More than 20,000 athletes will take their marks on Liberty Avenue for the Dick’s Sporting Goods Pittsburgh Marathon. But not all of them are running.
Ashli Molinero, director, UPMC Disabilities Resource Center is a seasoned handcyclist. She will tackle the 26.2-mile course on wheels for the sixth time.
Encouraged by Rory Cooper, Ph.D., University of Pittsburgh School of Health and Rehabilitation Sciences, and UPMC’s Michael Boninger, MD, Ashli started handcycling. She ventured into the world of recreational handcycling as a way to increase her activity level.
Born with spina bifida, Ashli said handcycling allows her to stay active and leave her mark on an up-and-coming sport.
“I love the speed, love the challenge, love the network of other handcyclists across the country,” she said.
The Grueling World of Elite Handcycling
After a decade of handcycling in her spare time, Ashli started to compete in races.
A handcycle is a three-wheel vehicle powered by the rider’s arms. Racing wheels — designed for speed — come in all types of shapes and sizes.
Few women compete in handcycling at the national level — a fact that didn’t deter Ashli.
“I recognized that I had competitive speeds,” Ashli said. “And there weren’t many other women who were doing this nationally.”
After wrapping up her first race, she took on marathons in:
- New York
- Los Angeles
Her greatest challenge awaited off the mainland — the Alaska Challenge.
The Alaska Challenge is the longest handcycle race in the world. It stretches more than 250 miles — from Fairbanks to Anchorage — over the course of five days.
The race ends in a 17-mile, 4,000-foot ascent to the finish line.
Handcycling in the Pittsburgh Marathon
A native of Pittsburgh’s South Hills, Ashli said the Pittsburgh Marathon has special meaning to her. She said the view of Pittsburgh’s distinct neighborhoods and cityscapes are what makes the marathon one of the city’s greatest events.
Handcyclists from across the country gather for the race, forming a sense of community within the sport.
“It’s amazing watching the Pittsburgh handcycle field continue to grow,” Ashli said.
Encouraging a Healthy Lifestyle
As an employee of UPMC, Ashli makes it her mission to urge others to live a healthy, active life.
To prep for the marathon, she rides many times each week, honing her sport on the city’s steep hills.
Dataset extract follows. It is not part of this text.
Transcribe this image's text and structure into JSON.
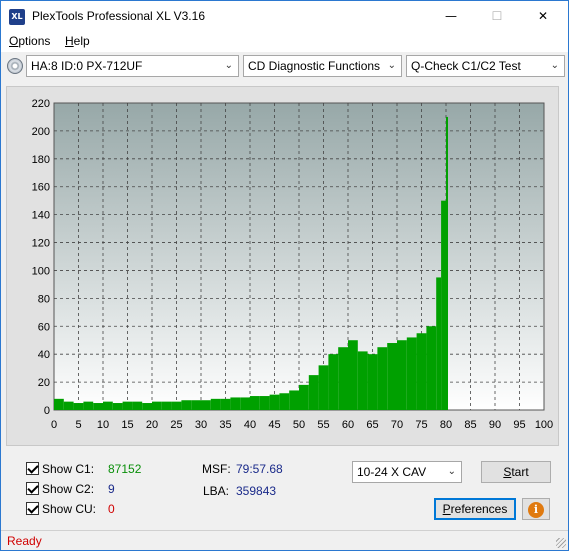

She also works with a personal trainer.
Ashli wants to raise awareness for the health and wellness of people with disabilities. She hopes others will follow her lead by finding ways to “get out there and get active.”